When Jimmy Carter was trying to convince the country to end its dependence on foreign oil -- something he clearly failed to do as recent events around the Persian Gulf attest -- he called on America to view its assault on the energy problem as "the moral equivalent of war."
That might have been an inappropriate analogy at the time since the most recent war was the one in Vietnam and that came complete with muddled morality. Carter was clearly thinking about his rite-of-passage war, World War II, and the way in which the country bonded as it went after its common enemy.
The analogy has a better chance these days in a country flush with pride at having routed an immoral enemy in Iraq. An interesting program that airs tonight at 8:05 on cable super station TBS, Channel 17, tries to take advantage of that feeling by recasting Carter's call in both a more general and more specific way.
"Top Guns and Toxic Whales," a co-production of the Better World Society and England's Central Television, is more general in that it asks for a war-like commitment not only in regards to our profligate ways with energy, but in dealing with the whole gamut of environmental crises facing our world.
And this hour is more specific in that it compares the money we spend on military hardware to what it would cost to launch an attack on these ecological problems. Just as important, it also points out how rectifying these problems would help eliminate the need for fighting in the future.
As a segment near the beginning of the hour points out, in the past, our wars were fought for reasons of ideology. But, the downfall of the East-West differences means that future wars are more likely to be fought over environmental clashes.
It constructs a plausible and frightening scenario in which Egypt engineers a coup in the Sudan and attacks Ethiopia over control of the supply of water in the Nile. A similar situation exists today between Turkey and Iraq over the Tigris and Euphrates. This program even contends that the Israeli tenacity in hanging onto the West Bank and the Golan Heights relates directly to access to the water of the Jordan.
Closer to home, "Top Guns and Toxic Whales" points out the fact that the United States drains practically every drop of water from the Colorado before it goes into Mexico is a constant source of tension between the two countries.
Indeed, this hour contends that environmental problems throughout Mexico -- from a variety of sources -- are ultimately the driving force behind the thousands who attempt illegal border crossings into the United States each year.
Then it asks us to think about the millions and millions of dollars spent annually to try -- for the most part unsuccessfully -- to keep the Mexicans from crossing the border. What if that money was instead spent on preserving and restoring the farmlands of Mexico so that people did not feel that they had to leave their barren lands to survive?
The documentary also repeats the amazing fact that more money flows from the undeveloped nations to the developed nations in the form of loan and interest payments than goes the other way in the form of aid.
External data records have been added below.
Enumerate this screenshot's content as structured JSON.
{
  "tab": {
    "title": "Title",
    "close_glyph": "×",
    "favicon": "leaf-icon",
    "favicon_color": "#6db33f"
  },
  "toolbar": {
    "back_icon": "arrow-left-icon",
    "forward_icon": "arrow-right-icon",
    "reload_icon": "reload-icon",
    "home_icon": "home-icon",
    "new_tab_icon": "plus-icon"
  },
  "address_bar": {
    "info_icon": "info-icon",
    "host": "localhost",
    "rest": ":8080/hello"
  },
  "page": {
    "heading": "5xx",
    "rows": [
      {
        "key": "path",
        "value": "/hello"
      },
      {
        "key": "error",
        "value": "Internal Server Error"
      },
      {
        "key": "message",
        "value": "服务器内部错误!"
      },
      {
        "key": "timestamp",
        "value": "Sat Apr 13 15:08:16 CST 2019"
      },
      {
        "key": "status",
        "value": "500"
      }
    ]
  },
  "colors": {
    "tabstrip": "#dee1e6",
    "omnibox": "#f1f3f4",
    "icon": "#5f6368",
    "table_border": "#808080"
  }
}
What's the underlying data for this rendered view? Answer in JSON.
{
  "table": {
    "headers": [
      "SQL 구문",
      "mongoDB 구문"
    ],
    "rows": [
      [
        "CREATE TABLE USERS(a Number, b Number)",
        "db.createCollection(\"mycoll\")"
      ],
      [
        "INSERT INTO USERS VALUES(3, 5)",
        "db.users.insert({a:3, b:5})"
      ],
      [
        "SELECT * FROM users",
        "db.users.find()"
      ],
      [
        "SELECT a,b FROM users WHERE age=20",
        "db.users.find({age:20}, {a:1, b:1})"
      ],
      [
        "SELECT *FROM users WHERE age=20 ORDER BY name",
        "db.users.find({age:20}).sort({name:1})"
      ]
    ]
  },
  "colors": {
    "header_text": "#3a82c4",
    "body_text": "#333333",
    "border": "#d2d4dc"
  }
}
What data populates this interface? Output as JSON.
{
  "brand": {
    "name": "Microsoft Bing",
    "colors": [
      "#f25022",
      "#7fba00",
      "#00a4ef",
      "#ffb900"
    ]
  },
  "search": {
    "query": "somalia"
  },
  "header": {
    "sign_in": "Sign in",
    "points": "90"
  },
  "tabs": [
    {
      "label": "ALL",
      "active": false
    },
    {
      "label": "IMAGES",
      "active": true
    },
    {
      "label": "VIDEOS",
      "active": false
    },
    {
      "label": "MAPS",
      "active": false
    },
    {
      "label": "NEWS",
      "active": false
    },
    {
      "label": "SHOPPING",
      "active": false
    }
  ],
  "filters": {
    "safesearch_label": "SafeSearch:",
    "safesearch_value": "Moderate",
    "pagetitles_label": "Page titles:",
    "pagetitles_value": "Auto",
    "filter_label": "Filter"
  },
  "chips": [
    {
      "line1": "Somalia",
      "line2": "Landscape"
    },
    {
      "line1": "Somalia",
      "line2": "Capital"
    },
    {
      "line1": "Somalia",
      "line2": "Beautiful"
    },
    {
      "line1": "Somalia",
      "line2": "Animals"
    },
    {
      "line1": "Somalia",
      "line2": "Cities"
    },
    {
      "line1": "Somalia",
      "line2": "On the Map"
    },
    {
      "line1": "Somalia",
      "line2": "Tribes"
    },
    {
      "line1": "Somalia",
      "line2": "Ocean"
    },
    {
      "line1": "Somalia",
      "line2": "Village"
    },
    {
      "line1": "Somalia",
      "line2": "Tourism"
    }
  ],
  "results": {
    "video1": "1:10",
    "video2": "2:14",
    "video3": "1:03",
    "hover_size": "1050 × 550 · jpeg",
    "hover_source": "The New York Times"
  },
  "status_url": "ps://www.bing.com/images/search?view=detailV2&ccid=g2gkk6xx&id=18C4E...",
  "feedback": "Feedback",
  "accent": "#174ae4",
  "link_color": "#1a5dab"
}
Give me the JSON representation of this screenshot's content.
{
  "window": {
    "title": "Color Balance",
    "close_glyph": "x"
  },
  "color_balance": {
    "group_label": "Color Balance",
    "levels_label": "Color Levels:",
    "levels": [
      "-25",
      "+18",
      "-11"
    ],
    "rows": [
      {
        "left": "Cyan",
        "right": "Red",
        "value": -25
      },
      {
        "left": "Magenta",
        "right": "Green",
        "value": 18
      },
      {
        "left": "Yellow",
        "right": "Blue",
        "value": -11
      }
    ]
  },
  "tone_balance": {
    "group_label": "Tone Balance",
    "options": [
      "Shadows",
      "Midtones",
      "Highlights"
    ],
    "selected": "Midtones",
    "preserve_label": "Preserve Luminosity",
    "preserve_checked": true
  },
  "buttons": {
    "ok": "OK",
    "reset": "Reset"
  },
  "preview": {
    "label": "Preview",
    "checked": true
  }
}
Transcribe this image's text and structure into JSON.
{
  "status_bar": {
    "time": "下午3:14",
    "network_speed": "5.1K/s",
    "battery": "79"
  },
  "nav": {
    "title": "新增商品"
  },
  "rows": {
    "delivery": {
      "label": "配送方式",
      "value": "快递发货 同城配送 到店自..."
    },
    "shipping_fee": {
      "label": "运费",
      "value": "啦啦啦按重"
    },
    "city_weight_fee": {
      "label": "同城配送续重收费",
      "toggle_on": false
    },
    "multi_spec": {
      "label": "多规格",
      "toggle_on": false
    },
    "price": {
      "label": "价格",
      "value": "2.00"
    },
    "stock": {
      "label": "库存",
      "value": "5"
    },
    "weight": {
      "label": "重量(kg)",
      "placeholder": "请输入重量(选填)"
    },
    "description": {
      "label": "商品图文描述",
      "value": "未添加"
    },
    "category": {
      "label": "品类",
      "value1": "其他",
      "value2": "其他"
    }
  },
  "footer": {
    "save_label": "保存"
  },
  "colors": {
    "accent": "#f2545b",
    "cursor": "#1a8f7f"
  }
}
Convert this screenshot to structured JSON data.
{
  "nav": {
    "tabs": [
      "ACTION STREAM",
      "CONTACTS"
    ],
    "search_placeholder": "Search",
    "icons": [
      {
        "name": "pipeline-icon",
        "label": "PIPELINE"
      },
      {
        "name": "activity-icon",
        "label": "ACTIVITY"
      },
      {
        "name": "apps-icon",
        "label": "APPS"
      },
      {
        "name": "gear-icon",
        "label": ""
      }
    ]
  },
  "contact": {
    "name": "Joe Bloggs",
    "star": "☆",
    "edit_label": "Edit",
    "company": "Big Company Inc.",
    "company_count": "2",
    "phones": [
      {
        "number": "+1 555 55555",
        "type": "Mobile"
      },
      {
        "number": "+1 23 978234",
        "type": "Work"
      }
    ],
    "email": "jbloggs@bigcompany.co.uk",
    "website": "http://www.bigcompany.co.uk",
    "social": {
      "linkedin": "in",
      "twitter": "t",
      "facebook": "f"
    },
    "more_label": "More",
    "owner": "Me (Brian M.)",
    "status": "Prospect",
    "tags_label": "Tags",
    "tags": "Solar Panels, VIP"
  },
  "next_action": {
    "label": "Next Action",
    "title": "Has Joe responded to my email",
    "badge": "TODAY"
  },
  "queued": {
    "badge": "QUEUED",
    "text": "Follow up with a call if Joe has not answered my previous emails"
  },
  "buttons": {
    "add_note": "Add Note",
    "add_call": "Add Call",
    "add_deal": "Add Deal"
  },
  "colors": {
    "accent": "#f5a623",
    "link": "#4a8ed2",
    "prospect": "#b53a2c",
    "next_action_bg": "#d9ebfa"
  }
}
To meet those payments, the third world countries are committing all sorts of environmental plunder.
"Top Guns and Toxic Whales" takes its title from its two main images: a multi-million dollar Stealth fighter-bomber, the type so vaunted for its performance in Iraq, and a whale, that precious species of mammal that, as the narration by Anthony Hopkins points out, is in some areas classified as toxic because it has digested so many poisons that have made their way into the oceans.
Though laden with a didactic tone that is not at all alleviated by some clumsy, classroom-like computer graphics, "Top Guns and Toxic Whales" is a thought-provoking documentary that keeps its feet squarely planted in plausibility as it tries to get its viewers to adjust their points of view.
For generations, we have spent our resources to arm ourselves against the potential of invasion from another country that was spending its resources to guard against a similar attack. This hour tries to get us to see our common enemy -- environmental disaster -- and to convince us that if we would just spend a tiny fraction of the amount we spend on arms fighting the environmental battle then we would go a long way toward eliminating the need for those weapons in the future.